The steam whistle we are installing at the Harsens Island St. Clair Flats Historical Society Museum is from the retired freighter, J.B. Ford. With the Ford name being so prominent in the history of Michigan you might assume that J.B. was part of the Henry Ford family, but he was not.
J.B. Ford was Captain John Baptiste Ford (November 17, 1811 – May 1, 1903), an American industrialist and founder of the Pittsburgh Plate Glass Company, now known as PPG Industries, based in Pittsburgh, Pennsylvania. He was born in a log cabin in Danville, Kentucky to Jonathan, a member of the Kentucky Volunteer Homespun regiment that fought the British forces at New Orleans in the War of 1812 and Margaret, the daughter of a French immigrant who fought in the American Revolutionary War. After his father did not return from the war, his mother apprenticed young John at the age of 12 to a Danville saddle maker. He ran away from the saddle maker at 14 and found his freedom in Greenville, Indiana, where he remained for the next 30 years.
Ford moved to New Albany in 1854 and opened a factory to manufacture feed-cutting boxes constructed of wood and iron. Needing a reliable source of iron for his box manufacturing business, Ford built his own rolling mill and foundry and eventually produced railroad and commercial iron products. By the late 1850's Ford realized he could not compete with the industrial iron giants located in the iron regions around Pittsburgh, and he converted his factory into a shipyard to produce steamboats, eventually producing his own steamboat line and was addressed as "Captain Ford" by many of New Albany's residents. During the Civil War, many of Ford's boats were utilized by the Union forces.
Ford had a son Emory who graduated in July 1864 from Duff's Mercantile College upriver in Pittsburgh. Emory marveled at the many glass works in the city, and soon father and son set up a small glass factory in New Albany known as the New Albany Glass Work, producing bottles and jars. By 1867 the Fords had greatly expanded the factory and began to study the technology to produce plate glass, which until now was imported from Europe. In 1870 they successfully mastered the technology and had the skilled workforce in place to produce the first plate glass in the United States.
In 1880 Ford left New Albany and opened a plant in Creighton, Pennsylvania called the New York City Plate Glass Company. In 1833 the business was reorganized as the Pittsburgh Plate Glass Company ("PPG"), which became the leading plate glass manufacturing facility in the country. Tired of disagreements with their business partners, Ford sold his interest in the company in 1897. He formed a new venture near Toledo, Ohio, the Ford Glass Company. It later became Libbey Owens Ford Glass Company.
In 1893 Ford founded Michigan Alkali Company in Wyandotte, Michigan, a chemical company that supplied vital soda ash for glass production. Later, the company was renamed Wyandotte Chemical Company and became one of the nation's leading chemical firms, eventually becoming part of BASF and expanding into the BASF industrial complex.

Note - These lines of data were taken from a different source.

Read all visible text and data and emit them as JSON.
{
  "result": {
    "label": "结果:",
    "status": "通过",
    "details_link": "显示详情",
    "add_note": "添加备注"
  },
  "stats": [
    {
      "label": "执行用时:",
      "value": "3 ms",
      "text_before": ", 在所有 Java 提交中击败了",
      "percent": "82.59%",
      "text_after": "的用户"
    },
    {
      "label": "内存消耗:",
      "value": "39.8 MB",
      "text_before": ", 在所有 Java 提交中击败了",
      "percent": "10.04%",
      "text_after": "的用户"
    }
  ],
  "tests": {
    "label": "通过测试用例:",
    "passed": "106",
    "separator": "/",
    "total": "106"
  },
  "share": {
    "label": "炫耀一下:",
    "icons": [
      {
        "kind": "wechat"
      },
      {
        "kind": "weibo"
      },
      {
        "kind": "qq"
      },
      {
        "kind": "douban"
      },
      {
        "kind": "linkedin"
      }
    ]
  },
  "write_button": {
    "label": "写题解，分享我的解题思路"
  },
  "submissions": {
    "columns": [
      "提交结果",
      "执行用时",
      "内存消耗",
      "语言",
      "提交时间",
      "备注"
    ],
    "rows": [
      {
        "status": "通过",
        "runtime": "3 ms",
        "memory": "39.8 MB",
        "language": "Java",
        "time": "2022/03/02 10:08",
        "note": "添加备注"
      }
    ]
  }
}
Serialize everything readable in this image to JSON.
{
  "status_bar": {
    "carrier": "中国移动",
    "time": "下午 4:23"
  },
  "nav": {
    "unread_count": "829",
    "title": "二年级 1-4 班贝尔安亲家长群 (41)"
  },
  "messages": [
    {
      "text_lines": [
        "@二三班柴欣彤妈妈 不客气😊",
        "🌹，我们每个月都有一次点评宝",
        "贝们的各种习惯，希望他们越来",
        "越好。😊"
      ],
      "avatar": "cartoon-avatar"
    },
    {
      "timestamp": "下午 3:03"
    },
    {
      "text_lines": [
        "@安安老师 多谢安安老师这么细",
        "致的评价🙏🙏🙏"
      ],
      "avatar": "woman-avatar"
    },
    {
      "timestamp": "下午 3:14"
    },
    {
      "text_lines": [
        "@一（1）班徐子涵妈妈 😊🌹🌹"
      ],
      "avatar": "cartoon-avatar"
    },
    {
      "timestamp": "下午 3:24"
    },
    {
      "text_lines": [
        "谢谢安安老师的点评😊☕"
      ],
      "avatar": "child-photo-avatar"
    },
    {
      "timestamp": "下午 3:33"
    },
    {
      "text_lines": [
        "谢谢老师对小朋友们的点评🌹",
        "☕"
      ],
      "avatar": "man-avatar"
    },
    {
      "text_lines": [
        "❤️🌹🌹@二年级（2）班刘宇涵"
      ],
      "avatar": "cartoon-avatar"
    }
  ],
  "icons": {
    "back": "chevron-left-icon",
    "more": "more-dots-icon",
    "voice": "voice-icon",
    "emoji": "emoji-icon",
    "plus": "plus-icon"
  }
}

John Ford died at his home in Tarentum, Pennsylvania in 1903 and is buried in Allegheny Cemetery in Pittsburgh.
Next year when you hear the steam whistle blow and tell a friend that it is from the freighter J.B. Ford, you will know a little about J.B. to add to the story of our whistle.